• _SOURCE DATA_
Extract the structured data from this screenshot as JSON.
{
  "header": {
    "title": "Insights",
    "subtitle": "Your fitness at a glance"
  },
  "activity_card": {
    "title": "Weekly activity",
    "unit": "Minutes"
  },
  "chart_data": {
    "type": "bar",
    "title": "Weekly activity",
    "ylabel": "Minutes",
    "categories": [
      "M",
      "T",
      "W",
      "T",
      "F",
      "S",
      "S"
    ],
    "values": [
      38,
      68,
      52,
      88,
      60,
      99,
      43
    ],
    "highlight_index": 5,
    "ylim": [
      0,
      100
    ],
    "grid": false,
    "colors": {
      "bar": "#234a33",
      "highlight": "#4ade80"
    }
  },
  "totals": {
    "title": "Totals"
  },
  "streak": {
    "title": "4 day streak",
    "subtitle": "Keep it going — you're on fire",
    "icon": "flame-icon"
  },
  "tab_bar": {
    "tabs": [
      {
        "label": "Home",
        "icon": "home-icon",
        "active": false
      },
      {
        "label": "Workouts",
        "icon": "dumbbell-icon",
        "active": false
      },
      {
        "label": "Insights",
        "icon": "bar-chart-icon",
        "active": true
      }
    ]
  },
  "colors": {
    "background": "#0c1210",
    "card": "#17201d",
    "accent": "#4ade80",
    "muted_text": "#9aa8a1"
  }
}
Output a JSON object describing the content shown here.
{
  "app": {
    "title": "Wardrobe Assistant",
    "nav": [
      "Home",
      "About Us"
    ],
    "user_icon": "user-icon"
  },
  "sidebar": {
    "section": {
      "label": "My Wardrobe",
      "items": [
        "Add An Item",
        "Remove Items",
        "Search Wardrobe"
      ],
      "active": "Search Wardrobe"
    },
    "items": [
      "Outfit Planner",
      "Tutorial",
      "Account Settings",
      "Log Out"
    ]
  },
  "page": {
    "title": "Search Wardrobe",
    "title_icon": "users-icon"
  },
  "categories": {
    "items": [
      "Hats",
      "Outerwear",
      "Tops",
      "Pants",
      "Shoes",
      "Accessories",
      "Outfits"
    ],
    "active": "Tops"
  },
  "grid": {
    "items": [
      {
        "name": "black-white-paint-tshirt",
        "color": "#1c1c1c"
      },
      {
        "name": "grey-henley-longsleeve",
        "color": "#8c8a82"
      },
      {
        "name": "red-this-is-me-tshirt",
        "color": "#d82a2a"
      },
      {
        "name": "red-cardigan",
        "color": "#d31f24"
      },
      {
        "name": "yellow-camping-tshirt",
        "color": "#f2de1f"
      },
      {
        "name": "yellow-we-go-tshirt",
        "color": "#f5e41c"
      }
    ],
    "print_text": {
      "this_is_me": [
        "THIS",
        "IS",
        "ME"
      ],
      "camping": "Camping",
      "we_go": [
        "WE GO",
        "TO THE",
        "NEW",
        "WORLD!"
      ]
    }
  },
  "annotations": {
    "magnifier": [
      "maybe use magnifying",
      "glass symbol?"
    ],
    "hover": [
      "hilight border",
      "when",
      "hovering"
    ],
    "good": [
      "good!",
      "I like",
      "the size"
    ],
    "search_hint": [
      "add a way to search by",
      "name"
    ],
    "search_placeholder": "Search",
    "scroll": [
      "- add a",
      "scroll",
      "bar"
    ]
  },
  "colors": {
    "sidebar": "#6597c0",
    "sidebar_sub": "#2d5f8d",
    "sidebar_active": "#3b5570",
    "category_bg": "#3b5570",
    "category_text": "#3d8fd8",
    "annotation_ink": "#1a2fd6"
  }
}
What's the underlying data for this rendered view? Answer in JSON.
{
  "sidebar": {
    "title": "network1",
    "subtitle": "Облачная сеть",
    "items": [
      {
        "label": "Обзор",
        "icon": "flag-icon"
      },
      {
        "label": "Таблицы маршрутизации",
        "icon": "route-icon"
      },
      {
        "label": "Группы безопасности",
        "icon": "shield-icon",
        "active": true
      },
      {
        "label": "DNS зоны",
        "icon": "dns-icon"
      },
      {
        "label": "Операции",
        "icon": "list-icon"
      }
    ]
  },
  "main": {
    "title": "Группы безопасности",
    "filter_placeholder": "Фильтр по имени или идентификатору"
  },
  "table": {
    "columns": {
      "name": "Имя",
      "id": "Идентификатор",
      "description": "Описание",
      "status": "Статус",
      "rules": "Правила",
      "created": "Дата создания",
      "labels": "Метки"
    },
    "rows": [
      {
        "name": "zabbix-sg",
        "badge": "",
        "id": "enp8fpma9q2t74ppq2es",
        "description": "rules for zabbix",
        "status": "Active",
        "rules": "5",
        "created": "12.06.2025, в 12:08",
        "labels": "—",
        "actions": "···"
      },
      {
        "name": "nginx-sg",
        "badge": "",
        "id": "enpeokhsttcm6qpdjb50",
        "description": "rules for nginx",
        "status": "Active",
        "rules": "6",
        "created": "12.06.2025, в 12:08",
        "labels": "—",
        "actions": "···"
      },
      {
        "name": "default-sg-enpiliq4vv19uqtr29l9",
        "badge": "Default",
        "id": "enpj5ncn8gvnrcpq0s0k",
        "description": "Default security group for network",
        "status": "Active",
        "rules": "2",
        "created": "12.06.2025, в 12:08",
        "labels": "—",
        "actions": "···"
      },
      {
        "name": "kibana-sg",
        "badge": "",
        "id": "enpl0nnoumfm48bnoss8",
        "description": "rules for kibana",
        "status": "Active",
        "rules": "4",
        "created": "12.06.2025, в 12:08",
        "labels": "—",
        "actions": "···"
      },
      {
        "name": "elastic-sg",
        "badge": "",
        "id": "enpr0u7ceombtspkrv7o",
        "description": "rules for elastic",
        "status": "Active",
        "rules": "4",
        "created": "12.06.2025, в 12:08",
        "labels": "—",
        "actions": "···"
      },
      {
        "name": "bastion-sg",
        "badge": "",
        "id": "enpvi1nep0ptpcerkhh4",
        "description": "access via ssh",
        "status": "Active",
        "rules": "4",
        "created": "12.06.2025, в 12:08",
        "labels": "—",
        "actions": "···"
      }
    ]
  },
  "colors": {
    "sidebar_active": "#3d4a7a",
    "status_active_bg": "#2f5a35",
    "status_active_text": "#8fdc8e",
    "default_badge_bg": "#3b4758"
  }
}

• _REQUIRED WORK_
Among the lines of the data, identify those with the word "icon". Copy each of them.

• _TASK RESPONSE_
    "icon": "flame-icon"
        "icon": "home-icon",
        "icon": "dumbbell-icon",
        "icon": "bar-chart-icon",
    "user_icon": "user-icon"
    "title_icon": "users-icon"
        "icon": "flag-icon"
        "icon": "route-icon"
        "icon": "shield-icon",
        "icon": "dns-icon"
        "icon": "list-icon"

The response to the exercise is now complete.